This is the first in a series on Planning a Garden. The keyword here is Plan. The process may seem slow and unnecessary, but the biggest gardening mistakes are caused by not having a plan. Mistakes, or missteps, can include a space that does not function, a project that is too much work for the DIYer, or a project that soars well past the budget limits.
The first step is to Envision the Space. What is the useful purpose of this space? What do you want to do with this area?
This is where the homeowner can let the imagination go wild. Is this going to be an entertainment area where space is needed to seat 20 guests?
Is this a grassy area for the kids to play soccer?
Maybe it’s a section of the front yard that frames the steps to the front door?
Does a view of a utility equipment need a screen?
Can a more private area be made? Maybe a street is too close, or a neighbor's space needs to be blocked.
Perhaps a perennial garden is a dream, or a cutting garden suits the fancy of the homeowner. Shrubs and trees that offer shade may be needed.
Focusing on a specific space, a design style is needed. A style that reflects the home’s architecture, and the homeowner can be chosen. Here, again, the garden styles are limited only by the imagination.
Some types of gardens are: rock gardens, cottage gardens, veggie gardens, shade gardens, Asian inspired gardens, water gardens, sunny gardens, native plant gardens, wild flower gardens, rain gardens, bog gardens, herb gardens, rose gardens, container gardens. Orchards and fruit bearing bushes like blue berry and apple trees can also make a landscape idea come to reality. Check out a previous post I wrote on Design
for examples of design styles.
The Envision portion of this plan also includes: How much time is available 1) to create this space, and 2) how much time is the maintenance going to take?
If the work needs to be hired out, how much will that cost? Is the upkeep doable on a weekly basis, or is that going to be hired out? As good as our intentions, sometimes physical abilities are limited and the upkeep on a garden starts to become a chore. Be realistic. Jobs, family and other activities can limit the amount of garden time that is available,.

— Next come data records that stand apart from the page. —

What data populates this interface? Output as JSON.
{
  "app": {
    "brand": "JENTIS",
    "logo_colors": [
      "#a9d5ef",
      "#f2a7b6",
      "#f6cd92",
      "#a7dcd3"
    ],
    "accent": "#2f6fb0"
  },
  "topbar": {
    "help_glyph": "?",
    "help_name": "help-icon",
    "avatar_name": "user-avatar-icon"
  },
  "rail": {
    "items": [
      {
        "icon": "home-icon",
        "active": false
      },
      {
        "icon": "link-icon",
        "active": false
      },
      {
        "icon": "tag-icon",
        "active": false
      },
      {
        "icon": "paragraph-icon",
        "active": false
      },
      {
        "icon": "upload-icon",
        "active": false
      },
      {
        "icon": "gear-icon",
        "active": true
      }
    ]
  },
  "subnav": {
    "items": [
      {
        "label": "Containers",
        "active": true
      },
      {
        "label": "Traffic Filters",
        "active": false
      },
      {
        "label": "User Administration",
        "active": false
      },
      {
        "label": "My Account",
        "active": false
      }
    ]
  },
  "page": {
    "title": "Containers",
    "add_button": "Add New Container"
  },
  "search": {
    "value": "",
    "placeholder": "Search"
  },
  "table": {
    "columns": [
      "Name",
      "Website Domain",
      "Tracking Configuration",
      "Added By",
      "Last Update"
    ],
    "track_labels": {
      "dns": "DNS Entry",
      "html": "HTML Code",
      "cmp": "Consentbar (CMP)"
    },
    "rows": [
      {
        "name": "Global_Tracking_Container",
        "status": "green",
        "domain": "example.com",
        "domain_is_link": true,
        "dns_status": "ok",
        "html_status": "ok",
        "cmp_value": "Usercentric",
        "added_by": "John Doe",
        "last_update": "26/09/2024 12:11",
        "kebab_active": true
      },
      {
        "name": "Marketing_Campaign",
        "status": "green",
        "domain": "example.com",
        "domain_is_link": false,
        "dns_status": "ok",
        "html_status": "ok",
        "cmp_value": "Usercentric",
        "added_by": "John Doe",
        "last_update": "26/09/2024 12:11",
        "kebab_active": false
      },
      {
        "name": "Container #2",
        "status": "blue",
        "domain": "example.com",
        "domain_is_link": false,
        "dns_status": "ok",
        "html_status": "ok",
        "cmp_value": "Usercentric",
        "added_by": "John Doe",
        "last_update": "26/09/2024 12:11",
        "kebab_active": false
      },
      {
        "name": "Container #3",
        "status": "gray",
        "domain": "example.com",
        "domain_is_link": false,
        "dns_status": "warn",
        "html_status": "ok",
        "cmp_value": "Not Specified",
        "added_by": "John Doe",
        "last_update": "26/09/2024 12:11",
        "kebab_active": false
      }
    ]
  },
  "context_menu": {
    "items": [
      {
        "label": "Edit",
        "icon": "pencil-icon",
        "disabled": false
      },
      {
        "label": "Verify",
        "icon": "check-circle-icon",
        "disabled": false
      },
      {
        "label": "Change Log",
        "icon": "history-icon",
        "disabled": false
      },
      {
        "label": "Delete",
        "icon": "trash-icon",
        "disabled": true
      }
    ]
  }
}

Also, envision the materials that will be need to complete the project. This can be as simple as a bag of compost, or as detailed as pavers. Water features, raised beds, decks, and walkways can all be part of the vision.
Envision this space at night! Lighting is always nice. Landscape lighting comes in solar, low-voltage, and more permanent installations involving a licensed electrician. Lighting extends the use of the garden into the night, and provides safety as well.
Envision where the hose bibs are and visualize pulling, yanking, and dragging hoses to the plants, and through the plants. If a sprinkler system is desired, what will a plumber cost? Or can simple emitters be placed into containers and flower beds by the homeowner?
Visualizing the garden for any use is individual preference. Unique requirements make no decision a wrong decision.
Now, the final element that needs to be determined: the budget. Often, money runs out before the vision is complete. Count on it! Review materials, and make substitutions. Check out the size of the space – can it be reduced? Hardscapes, lighting, and water sources all have a price.
Get a knowledgeable contractor to give quotes. And consider implementing the plan over a season or more to spread the expenses over time.
Taking this first step in creating a landscape plan will go a long way to Envisioning the yard, garden, and outdoor spaces.
Next time I’ll talk about Preparation of the space. http://gardeningnaturallywithclaudia.blogspot.com/2012/02/garden-design-as-individual-as-you.html